Home > DARE Reviews > Contrast water therapy and exercise...

PubMed Health. A service of the National Library of Medicine, National Institutes of Health.

Database of Abstracts of Reviews of Effects (DARE): Quality-assessed Reviews [Internet]. York (UK): Centre for Reviews and Dissemination (UK); 1995-.

Database of Abstracts of Reviews of Effects (DARE): Quality-assessed Reviews [Internet].

Contrast water therapy and exercise induced muscle damage: a systematic review and meta-analysis

Review published: 2013.

Bibliographic details: Bieuzen F, Bleakley CM, Costello JT.  Contrast water therapy and exercise induced muscle damage: a systematic review and meta-analysis. PLOS ONE 2013; 8(4): e62356. [PMC free article: PMC3633882] [PubMed: 23626806]

Abstract

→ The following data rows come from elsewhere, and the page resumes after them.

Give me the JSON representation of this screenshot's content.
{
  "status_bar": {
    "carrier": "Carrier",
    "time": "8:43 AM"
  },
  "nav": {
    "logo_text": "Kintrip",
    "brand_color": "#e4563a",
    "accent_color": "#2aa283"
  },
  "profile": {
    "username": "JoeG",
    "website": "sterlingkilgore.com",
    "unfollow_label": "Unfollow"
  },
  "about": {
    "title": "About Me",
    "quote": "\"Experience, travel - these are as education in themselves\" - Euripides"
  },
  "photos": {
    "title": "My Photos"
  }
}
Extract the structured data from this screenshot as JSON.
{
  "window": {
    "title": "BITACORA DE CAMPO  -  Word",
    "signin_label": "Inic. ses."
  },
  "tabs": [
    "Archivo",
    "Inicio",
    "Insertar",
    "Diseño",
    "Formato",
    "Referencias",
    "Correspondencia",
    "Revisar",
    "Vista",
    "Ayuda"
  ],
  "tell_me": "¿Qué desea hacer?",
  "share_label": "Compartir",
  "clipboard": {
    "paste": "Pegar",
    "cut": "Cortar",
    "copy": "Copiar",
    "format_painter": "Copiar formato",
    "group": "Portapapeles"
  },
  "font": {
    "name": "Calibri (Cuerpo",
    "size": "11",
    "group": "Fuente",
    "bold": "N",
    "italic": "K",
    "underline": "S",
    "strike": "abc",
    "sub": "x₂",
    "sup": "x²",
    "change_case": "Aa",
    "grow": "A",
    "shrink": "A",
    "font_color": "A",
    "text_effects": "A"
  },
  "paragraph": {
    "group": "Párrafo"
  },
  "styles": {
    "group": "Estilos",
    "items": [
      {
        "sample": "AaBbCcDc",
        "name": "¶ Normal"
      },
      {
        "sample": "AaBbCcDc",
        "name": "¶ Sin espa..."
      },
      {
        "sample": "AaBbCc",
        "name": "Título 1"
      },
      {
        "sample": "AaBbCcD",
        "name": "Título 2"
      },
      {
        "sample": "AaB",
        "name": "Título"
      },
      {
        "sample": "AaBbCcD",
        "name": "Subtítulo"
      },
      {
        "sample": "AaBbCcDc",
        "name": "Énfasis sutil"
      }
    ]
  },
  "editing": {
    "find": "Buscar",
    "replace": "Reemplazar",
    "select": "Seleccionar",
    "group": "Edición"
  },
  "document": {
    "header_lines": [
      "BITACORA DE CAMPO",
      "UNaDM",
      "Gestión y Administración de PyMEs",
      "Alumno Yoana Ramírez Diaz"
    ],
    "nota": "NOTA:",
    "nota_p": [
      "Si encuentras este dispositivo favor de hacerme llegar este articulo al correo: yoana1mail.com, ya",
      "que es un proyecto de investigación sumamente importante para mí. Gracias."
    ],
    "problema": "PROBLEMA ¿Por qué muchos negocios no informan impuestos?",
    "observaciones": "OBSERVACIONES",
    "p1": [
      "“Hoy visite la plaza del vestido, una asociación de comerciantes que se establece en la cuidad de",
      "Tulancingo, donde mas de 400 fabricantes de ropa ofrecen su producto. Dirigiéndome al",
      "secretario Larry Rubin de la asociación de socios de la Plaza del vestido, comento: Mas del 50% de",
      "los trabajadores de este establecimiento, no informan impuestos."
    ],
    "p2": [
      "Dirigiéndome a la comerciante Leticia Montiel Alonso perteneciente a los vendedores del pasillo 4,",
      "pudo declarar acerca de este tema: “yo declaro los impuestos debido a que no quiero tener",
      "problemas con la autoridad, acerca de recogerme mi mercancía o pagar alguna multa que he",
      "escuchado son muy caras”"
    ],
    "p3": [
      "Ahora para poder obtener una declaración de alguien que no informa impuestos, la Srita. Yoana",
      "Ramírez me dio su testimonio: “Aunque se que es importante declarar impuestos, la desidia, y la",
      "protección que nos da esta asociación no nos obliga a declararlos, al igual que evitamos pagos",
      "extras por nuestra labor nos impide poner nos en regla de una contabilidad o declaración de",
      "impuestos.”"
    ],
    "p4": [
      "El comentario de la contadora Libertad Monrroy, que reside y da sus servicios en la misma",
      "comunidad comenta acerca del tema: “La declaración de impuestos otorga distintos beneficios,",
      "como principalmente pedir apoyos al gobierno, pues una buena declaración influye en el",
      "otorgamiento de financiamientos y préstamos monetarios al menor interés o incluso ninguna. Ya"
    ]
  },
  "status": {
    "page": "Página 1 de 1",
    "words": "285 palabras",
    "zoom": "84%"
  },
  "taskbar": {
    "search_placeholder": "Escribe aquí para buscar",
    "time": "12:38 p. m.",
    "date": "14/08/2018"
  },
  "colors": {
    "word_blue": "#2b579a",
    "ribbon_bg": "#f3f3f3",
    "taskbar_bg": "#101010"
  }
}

The aim of this systematic review was to examine the effect of Contrast Water Therapy (CWT) on recovery following exercise induced muscle damage. Controlled trials were identified from computerized literature searching and citation tracking performed up to February 2013. Eighteen trials met the inclusion criteria; all had a high risk of bias. Pooled data from 13 studies showed that CWT resulted in significantly greater improvements in muscle soreness at the five follow-up time points (<6, 24, 48, 72 and 96 hours) in comparison to passive recovery. Pooled data also showed that CWT significantly reduced muscle strength loss at each follow-up time (<6, 24, 48, 72 and 96 hours) in comparison to passive recovery. Despite comparing CWT to a large number of other recovery interventions, including cold water immersion, warm water immersion, compression, active recovery and stretching, there was little evidence for a superior treatment intervention. The current evidence base shows that CWT is superior to using passive recovery or rest after exercise; the magnitudes of these effects may be most relevant to an elite sporting population. There seems to be little difference in recovery outcome between CWT and other popular recovery interventions.

CRD has determined that this article meets the DARE scientific quality criteria for a systematic review.

Copyright © 2014 University of York.

PMID: 23626806

PubMed Health Blog...

read all...

Recent Activity

Your browsing activity is empty.

Activity recording is turned off.

Turn recording back on

See more...